  • The financial records of the accreditation program must be transparent.
The accreditation of community pharmacies has exciting potential to be a force for positive change and to accelerate the implementation of programs through which the actions and services of pharmacists enhance drug therapy outcomes for patients. However, it is imperative that the distinction of accreditation and the process through which it is earned are recognized to be of value and credible. This must start with the community pharmacists who are needed to be the participants, and whatever time and actions are necessary to obtain their enthusiastic participation are essential.

Daniel A. Hussar

New Drug Review [To Top]

(Natroba - ParaPRO)

New Drug Comparison Rating (NDCR) = 4
(significant advantages)
in a scale of 1 to 5, with 5 being the highest rating

Topical treatment of head lice infestation in patients 4 years of age and older.

Comparable drug:
Permethrin (e.g., Nix).

  • More effective in comparative studies (may be effective in patients with head lice infestation that is resistant to permethrin and pyrethrins);
  • A second treatment is less likely to be needed.
  • Effectiveness and safety are not established in children less than 4 years of age (whereas permethrin is indicated in children 2 months of age and older);
  • Labeled indications are more limited (permethrin is also indicated for the treatment of scabies, and pyrethrins with piperonyl butoxide [e.g., RID] is also indicated for pubic lice and body lice infestation);
  • Inclusion of benzyl alcohol in formulation is associated with risk if used in young children;
  • Requires a prescription (whereas permethrin [when used for head lice] is available without a prescription).
Most important risks/adverse events:
Benzyl alcohol is in formulation and systemic exposure to this agent has been associated with serious reactions ("gasping syndrome") in neonates and low-birth-weight infants (use in patients less than 6 months of age is not recommended because of the potential for increased systemic absorption).

Most common adverse events:
Application site erythema (3%), ocular erythema (2%), application site irritation (1%).

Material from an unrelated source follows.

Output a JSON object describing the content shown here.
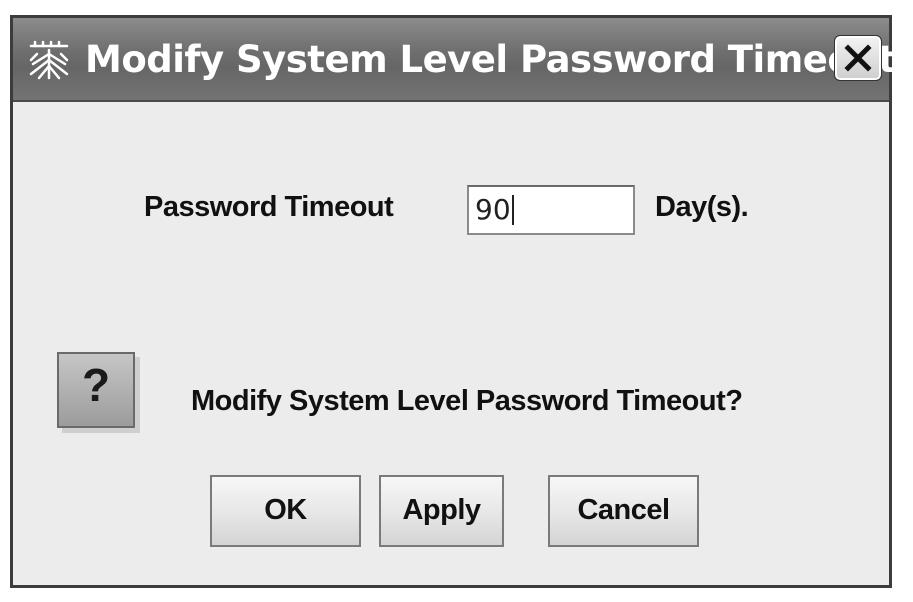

Usual dosage:
Suspension is applied to dry scalp and hair (depending on the length of the hair, up to 120 mL may be needed to adequately cover the scalp and hair); should be left on the hair for 10 minutes and then thoroughly rinsed off with warm water; if live lice are observed 7 days after the first treatment, a second treatment should be applied.

Topical suspension - 0.9% (should be shaken before use).

Spinosad is a pediculicide that is derived from the fermentation of a soil actinomycete bacterium, Saccharopolyspora spinosa. It is a mixture of spinosyn A and spinosyn D in a ratio of approximately 5 to 1. Spinosad causes neuronal excitation in insects, and after periods of hyperexcitation, lice become paralyzed and die. The effectiveness of spinosad has been demonstrated in two studies in which it was compared with permethrin (1%). Patients were treated and returned 7 days later for efficacy evaluation. Patients in whom live lice were identified on day 7 received a second treatment. Efficacy was assessed as the proportion of participants who were free of live lice 14 days after the final treatment. Spinosad was effective in 85% and 87% of the patients in studies 1 and 2, respectively, compared with 45% and 43% of the patients treated with permethrin. More of the permethrin-treated patients required two treatments compared with the spinosad-treated patients.

Daniel A. Hussar